This semester, the software subteam designed a new and more intuitive gameplay system. The previous system had a number of drawbacks, including a lot of hard coded logic; for example, some types of passes were defined by referencing an exact point on the field. The new system aims to eliminate these hard coded definitions by optimizing over cost functions to find an ‘optimal’ pass, shot, position, etc for the given situation. The team also wanted the new system to be easier for new members to work with, as some aspects of the system were happening in the background, like the process that assigned bots their roles on the field. This resulted in the rest of the gameplay logic being implicitly constrained in ways that were opaque to a developer that was new to the codebase. In the new gameplay system, role assignment is more explicit so members are able to see which role robots are assigned and why. These pieces of logic will also be implemented as cost functions which are optimized over the robots.
Other major work being done by the software team includes successfully moving most of the codebase to ROS 2. This effort was facilitated in part by a successful transfer of knowledge from other RoboJackets software subteams like RoboNav and RoboRacing, which have years of experience working with ROS. Additionally, RoboCup is in the process of setting up an automated testing system to cut down on time spent on manually testing code.

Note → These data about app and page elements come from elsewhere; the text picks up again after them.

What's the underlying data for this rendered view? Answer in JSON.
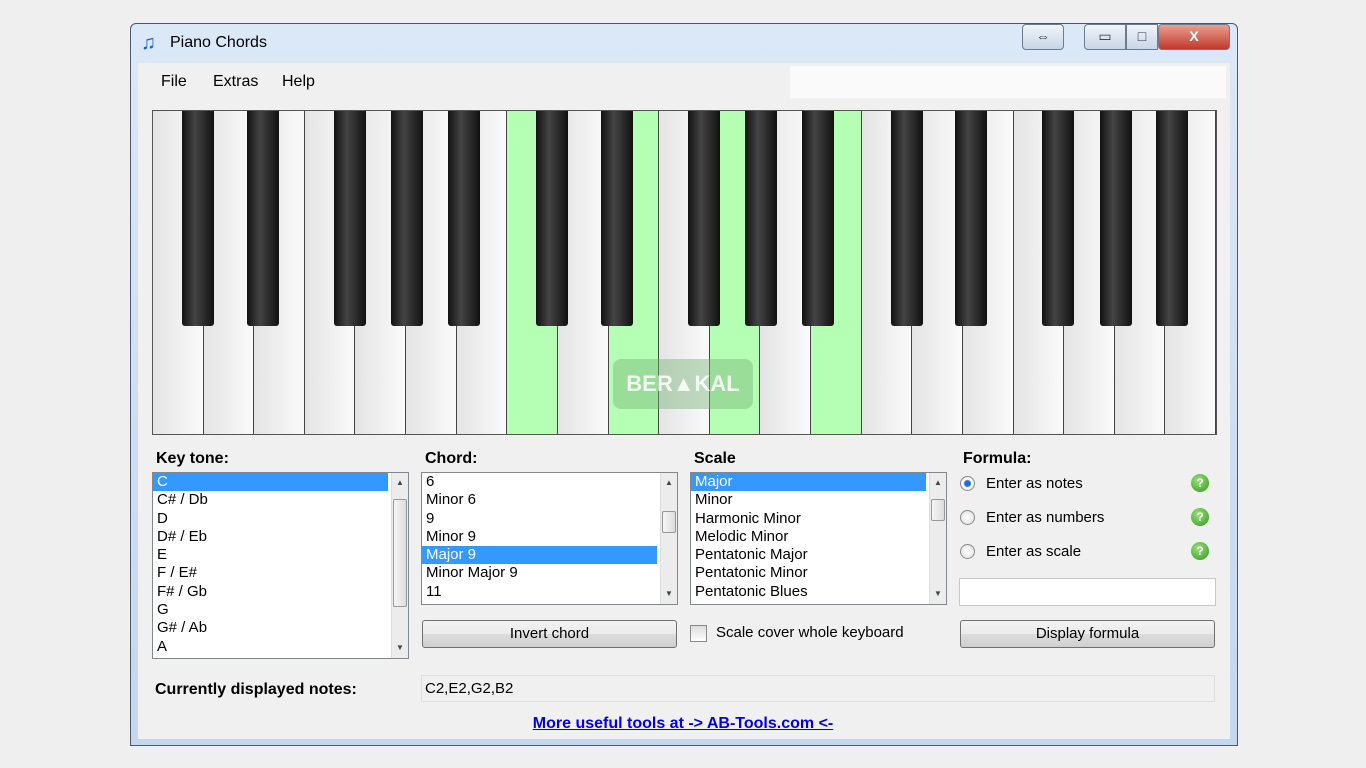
{
  "window": {
    "title": "Piano Chords",
    "icon": "music-note-icon"
  },
  "menu": [
    "File",
    "Extras",
    "Help"
  ],
  "keyboard": {
    "white_keys": [
      "C",
      "D",
      "E",
      "F",
      "G",
      "A",
      "B",
      "C",
      "D",
      "E",
      "F",
      "G",
      "A",
      "B",
      "C",
      "D",
      "E",
      "F",
      "G",
      "A",
      "B"
    ],
    "highlighted": [
      "C2",
      "E2",
      "G2",
      "B2"
    ],
    "highlight_color": "#b4ffb4"
  },
  "watermark": "BERAKAL",
  "keytone": {
    "label": "Key tone:",
    "items": [
      "C",
      "C# / Db",
      "D",
      "D# / Eb",
      "E",
      "F / E#",
      "F# / Gb",
      "G",
      "G# / Ab",
      "A"
    ],
    "selected": "C"
  },
  "chord": {
    "label": "Chord:",
    "items": [
      "6",
      "Minor 6",
      "9",
      "Minor 9",
      "Major 9",
      "Minor Major 9",
      "11"
    ],
    "selected": "Major 9",
    "button": "Invert chord"
  },
  "scale": {
    "label": "Scale",
    "items": [
      "Major",
      "Minor",
      "Harmonic Minor",
      "Melodic Minor",
      "Pentatonic Major",
      "Pentatonic Minor",
      "Pentatonic Blues"
    ],
    "selected": "Major",
    "checkbox": "Scale cover whole keyboard",
    "checked": false
  },
  "formula": {
    "label": "Formula:",
    "options": [
      "Enter as notes",
      "Enter as numbers",
      "Enter as scale"
    ],
    "selected": "Enter as notes",
    "value": "",
    "button": "Display formula"
  },
  "current": {
    "label": "Currently displayed notes:",
    "value": "C2,E2,G2,B2"
  },
  "link": "More useful tools at -> AB-Tools.com <-"
}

The mechatronics subteam, newly formed as of the fall semester, is already paying dividends as RoboCup has begun prototyping in-house again. Previously, all manufacturing was outsourced to ensure uniformity of the robot fleet, but this resulted in less hands-on machining experience for RoboCup mechanical members. This semester, they have been training their members on the common machining area (CMA) machines, including mills, lathes, and waterjet, and have used their new capabilities to experiment with variations on each subsystem to optimize the robots’ designs. Like the electrical team, the mechatronics subteam has been pushing hard to get the fleet ready, with five bots assembled and ready to go for testing in the spring.
A major achievement was the subteam’s work to optimize the ratio of kicker boot to plunger. Theorizing that inconsistent behavior of the kicker was due to less magnetic material being inside of the solenoid, the team purchased a variety of plungers and boots, and after some experimentation (pictured below) found that the longest plunger gave the most consistent and fastest results. The mechatronics subteam is also in the process of troubleshooting the bots’ new dribbler design, which they found interfered with the kicker inside the robot and blocked the solenoid plunger from coming out. After some prototyping and 3D printing, the subteam lead, Alyssa Gordon, states that they have a solution but are still trying to optimize the design further.
The mechatronics subteam is also experimenting with the bots’ center of mass to eliminate some issues with motion control. The current bot design places the rear wheels further from the center of mass, resulting in those wheels getting less traction. Without an even weight distribution, the robots’ rear wheels tend to spin out when trying to move sideways, causing the robot to spin in place. By moving the center of mass backwards – currently being prototyped by adding brass plates to the back of the bots – the traction force is balanced between the front and rear wheels and prevents this loss of control.
Despite the challenges imposed by COVID and disappointment of the competition moving online, the RoboCup team has had a successful fall semester, with almost a whole fleet ready for software testing in the spring, the new mechatronics team making valuable contributions while moving manufacturing back in-house, and each subteam progressing impactful projects that will continue into next spring.